(Page and application data records)

◇ ◇ ◇ ◇

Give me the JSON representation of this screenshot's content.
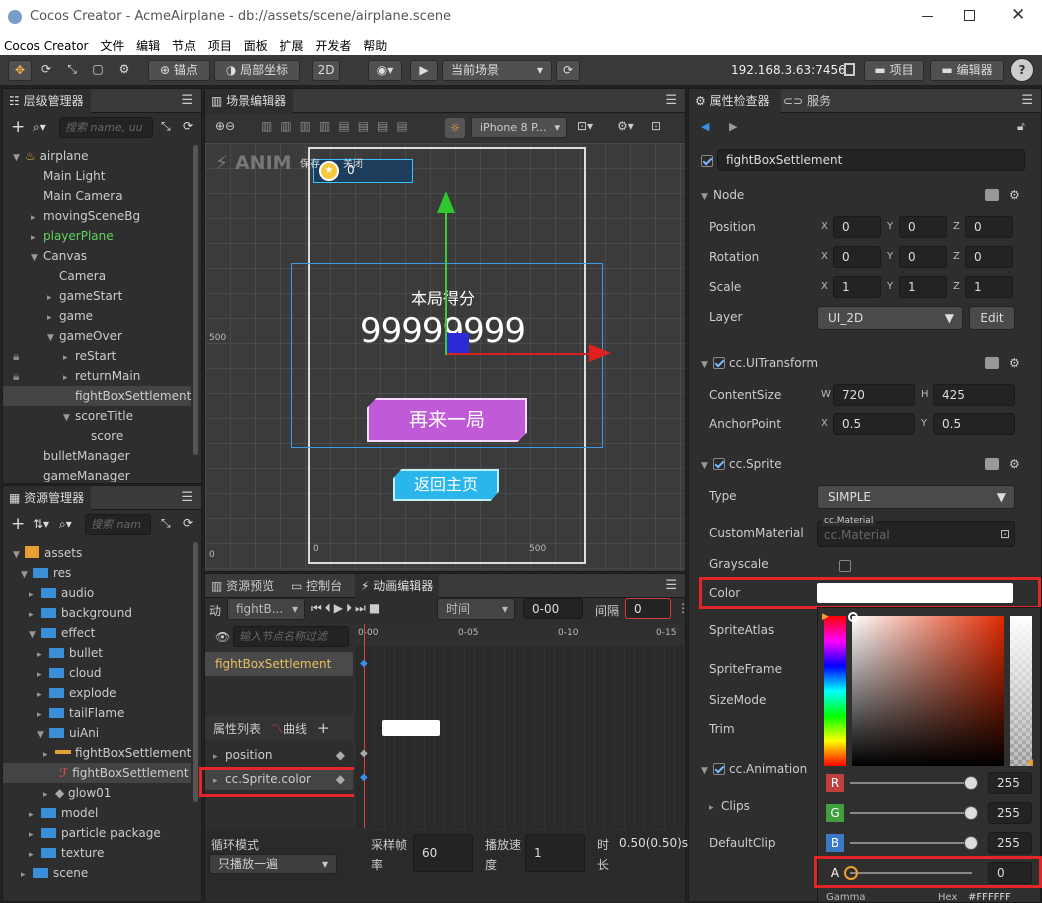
{
  "window": {
    "title": "Cocos Creator - AcmeAirplane - db://assets/scene/airplane.scene"
  },
  "menu": [
    "Cocos Creator",
    "文件",
    "编辑",
    "节点",
    "项目",
    "面板",
    "扩展",
    "开发者",
    "帮助"
  ],
  "toolbar": {
    "anchor": "锚点",
    "local": "局部坐标",
    "mode2d": "2D",
    "scene_select": "当前场景",
    "ip": "192.168.3.63:7456",
    "project": "项目",
    "editor": "编辑器",
    "help": "?"
  },
  "hierarchy": {
    "title": "层级管理器",
    "search_placeholder": "搜索 name, uu",
    "items": [
      {
        "label": "airplane"
      },
      {
        "label": "Main Light"
      },
      {
        "label": "Main Camera"
      },
      {
        "label": "movingSceneBg"
      },
      {
        "label": "playerPlane"
      },
      {
        "label": "Canvas"
      },
      {
        "label": "Camera"
      },
      {
        "label": "gameStart"
      },
      {
        "label": "game"
      },
      {
        "label": "gameOver"
      },
      {
        "label": "reStart"
      },
      {
        "label": "returnMain"
      },
      {
        "label": "fightBoxSettlement"
      },
      {
        "label": "scoreTitle"
      },
      {
        "label": "score"
      },
      {
        "label": "bulletManager"
      },
      {
        "label": "gameManager"
      }
    ]
  },
  "assets": {
    "title": "资源管理器",
    "search_placeholder": "搜索 nam",
    "items": [
      {
        "label": "assets"
      },
      {
        "label": "res"
      },
      {
        "label": "audio"
      },
      {
        "label": "background"
      },
      {
        "label": "effect"
      },
      {
        "label": "bullet"
      },
      {
        "label": "cloud"
      },
      {
        "label": "explode"
      },
      {
        "label": "tailFlame"
      },
      {
        "label": "uiAni"
      },
      {
        "label": "fightBoxSettlement"
      },
      {
        "label": "fightBoxSettlement"
      },
      {
        "label": "glow01"
      },
      {
        "label": "model"
      },
      {
        "label": "particle package"
      },
      {
        "label": "texture"
      },
      {
        "label": "scene"
      }
    ]
  },
  "scene": {
    "title": "场景编辑器",
    "device": "iPhone 8 P...",
    "anim_label": "ANIM",
    "save": "保存",
    "close": "关闭",
    "coin_count": "0",
    "score_title": "本局得分",
    "score": "99999999",
    "replay": "再来一局",
    "home": "返回主页",
    "ruler_500": "500",
    "ruler_0": "0",
    "ruler_x0": "0",
    "ruler_x500": "500"
  },
  "bottom_tabs": {
    "preview": "资源预览",
    "console": "控制台",
    "anim": "动画编辑器"
  },
  "anim": {
    "label": "动",
    "clip": "fightB...",
    "time_mode": "时间",
    "time": "0-00",
    "interval_label": "间隔",
    "interval": "0",
    "filter_placeholder": "输入节点名称过滤",
    "ticks": [
      "0-00",
      "0-05",
      "0-10",
      "0-15"
    ],
    "node": "fightBoxSettlement",
    "props_label": "属性列表",
    "curve_label": "曲线",
    "props": [
      "position",
      "cc.Sprite.color"
    ],
    "loop_label": "循环模式",
    "loop": "只播放一遍",
    "sample_label_1": "采样帧",
    "sample_label_2": "率",
    "sample": "60",
    "speed_label_1": "播放速",
    "speed_label_2": "度",
    "speed": "1",
    "duration_label_1": "时",
    "duration_label_2": "长",
    "duration": "0.50(0.50)s"
  },
  "inspector": {
    "tab1": "属性检查器",
    "tab2": "服务",
    "node_name": "fightBoxSettlement",
    "node_section": "Node",
    "position": {
      "label": "Position",
      "x": "0",
      "y": "0",
      "z": "0"
    },
    "rotation": {
      "label": "Rotation",
      "x": "0",
      "y": "0",
      "z": "0"
    },
    "scale": {
      "label": "Scale",
      "x": "1",
      "y": "1",
      "z": "1"
    },
    "layer": {
      "label": "Layer",
      "value": "UI_2D",
      "edit": "Edit"
    },
    "uitransform": "cc.UITransform",
    "content_size": {
      "label": "ContentSize",
      "w": "720",
      "h": "425"
    },
    "anchor_point": {
      "label": "AnchorPoint",
      "x": "0.5",
      "y": "0.5"
    },
    "sprite": "cc.Sprite",
    "type": {
      "label": "Type",
      "value": "SIMPLE"
    },
    "custom_material": {
      "label": "CustomMaterial",
      "tag": "cc.Material",
      "placeholder": "cc.Material"
    },
    "grayscale": "Grayscale",
    "color": "Color",
    "sprite_atlas": "SpriteAtlas",
    "sprite_frame": "SpriteFrame",
    "size_mode": "SizeMode",
    "trim": "Trim",
    "animation": "cc.Animation",
    "clips": "Clips",
    "default_clip": "DefaultClip",
    "axis": {
      "x": "X",
      "y": "Y",
      "z": "Z",
      "w": "W",
      "h": "H"
    }
  },
  "color_picker": {
    "r": "255",
    "g": "255",
    "b": "255",
    "a": "0",
    "labels": {
      "r": "R",
      "g": "G",
      "b": "B",
      "a": "A"
    },
    "gamma": "Gamma",
    "hex_label": "Hex",
    "hex": "#FFFFFF"
  }
}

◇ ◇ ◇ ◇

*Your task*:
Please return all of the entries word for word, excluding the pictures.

*Response to this task*:
Give me the JSON representation of this screenshot's content.
{
  "window": {
    "title": "Cocos Creator - AcmeAirplane - db://assets/scene/airplane.scene"
  },
  "menu": [
    "Cocos Creator",
    "文件",
    "编辑",
    "节点",
    "项目",
    "面板",
    "扩展",
    "开发者",
    "帮助"
  ],
  "toolbar": {
    "anchor": "锚点",
    "local": "局部坐标",
    "mode2d": "2D",
    "scene_select": "当前场景",
    "ip": "192.168.3.63:7456",
    "project": "项目",
    "editor": "编辑器",
    "help": "?"
  },
  "hierarchy": {
    "title": "层级管理器",
    "search_placeholder": "搜索 name, uu",
    "items": [
      {
        "label": "airplane"
      },
      {
        "label": "Main Light"
      },
      {
        "label": "Main Camera"
      },
      {
        "label": "movingSceneBg"
      },
      {
        "label": "playerPlane"
      },
      {
        "label": "Canvas"
      },
      {
        "label": "Camera"
      },
      {
        "label": "gameStart"
      },
      {
        "label": "game"
      },
      {
        "label": "gameOver"
      },
      {
        "label": "reStart"
      },
      {
        "label": "returnMain"
      },
      {
        "label": "fightBoxSettlement"
      },
      {
        "label": "scoreTitle"
      },
      {
        "label": "score"
      },
      {
        "label": "bulletManager"
      },
      {
        "label": "gameManager"
      }
    ]
  },
  "assets": {
    "title": "资源管理器",
    "search_placeholder": "搜索 nam",
    "items": [
      {
        "label": "assets"
      },
      {
        "label": "res"
      },
      {
        "label": "audio"
      },
      {
        "label": "background"
      },
      {
        "label": "effect"
      },
      {
        "label": "bullet"
      },
      {
        "label": "cloud"
      },
      {
        "label": "explode"
      },
      {
        "label": "tailFlame"
      },
      {
        "label": "uiAni"
      },
      {
        "label": "fightBoxSettlement"
      },
      {
        "label": "fightBoxSettlement"
      },
      {
        "label": "glow01"
      },
      {
        "label": "model"
      },
      {
        "label": "particle package"
      },
      {
        "label": "texture"
      },
      {
        "label": "scene"
      }
    ]
  },
  "scene": {
    "title": "场景编辑器",
    "device": "iPhone 8 P...",
    "anim_label": "ANIM",
    "save": "保存",
    "close": "关闭",
    "coin_count": "0",
    "score_title": "本局得分",
    "score": "99999999",
    "replay": "再来一局",
    "home": "返回主页",
    "ruler_500": "500",
    "ruler_0": "0",
    "ruler_x0": "0",
    "ruler_x500": "500"
  },
  "bottom_tabs": {
    "preview": "资源预览",
    "console": "控制台",
    "anim": "动画编辑器"
  },
  "anim": {
    "label": "动",
    "clip": "fightB...",
    "time_mode": "时间",
    "time": "0-00",
    "interval_label": "间隔",
    "interval": "0",
    "filter_placeholder": "输入节点名称过滤",
    "ticks": [
      "0-00",
      "0-05",
      "0-10",
      "0-15"
    ],
    "node": "fightBoxSettlement",
    "props_label": "属性列表",
    "curve_label": "曲线",
    "props": [
      "position",
      "cc.Sprite.color"
    ],
    "loop_label": "循环模式",
    "loop": "只播放一遍",
    "sample_label_1": "采样帧",
    "sample_label_2": "率",
    "sample": "60",
    "speed_label_1": "播放速",
    "speed_label_2": "度",
    "speed": "1",
    "duration_label_1": "时",
    "duration_label_2": "长",
    "duration": "0.50(0.50)s"
  },
  "inspector": {
    "tab1": "属性检查器",
    "tab2": "服务",
    "node_name": "fightBoxSettlement",
    "node_section": "Node",
    "position": {
      "label": "Position",
      "x": "0",
      "y": "0",
      "z": "0"
    },
    "rotation": {
      "label": "Rotation",
      "x": "0",
      "y": "0",
      "z": "0"
    },
    "scale": {
      "label": "Scale",
      "x": "1",
      "y": "1",
      "z": "1"
    },
    "layer": {
      "label": "Layer",
      "value": "UI_2D",
      "edit": "Edit"
    },
    "uitransform": "cc.UITransform",
    "content_size": {
      "label": "ContentSize",
      "w": "720",
      "h": "425"
    },
    "anchor_point": {
      "label": "AnchorPoint",
      "x": "0.5",
      "y": "0.5"
    },
    "sprite": "cc.Sprite",
    "type": {
      "label": "Type",
      "value": "SIMPLE"
    },
    "custom_material": {
      "label": "CustomMaterial",
      "tag": "cc.Material",
      "placeholder": "cc.Material"
    },
    "grayscale": "Grayscale",
    "color": "Color",
    "sprite_atlas": "SpriteAtlas",
    "sprite_frame": "SpriteFrame",
    "size_mode": "SizeMode",
    "trim": "Trim",
    "animation": "cc.Animation",
    "clips": "Clips",
    "default_clip": "DefaultClip",
    "axis": {
      "x": "X",
      "y": "Y",
      "z": "Z",
      "w": "W",
      "h": "H"
    }
  },
  "color_picker": {
    "r": "255",
    "g": "255",
    "b": "255",
    "a": "0",
    "labels": {
      "r": "R",
      "g": "G",
      "b": "B",
      "a": "A"
    },
    "gamma": "Gamma",
    "hex_label": "Hex",
    "hex": "#FFFFFF"
  }
}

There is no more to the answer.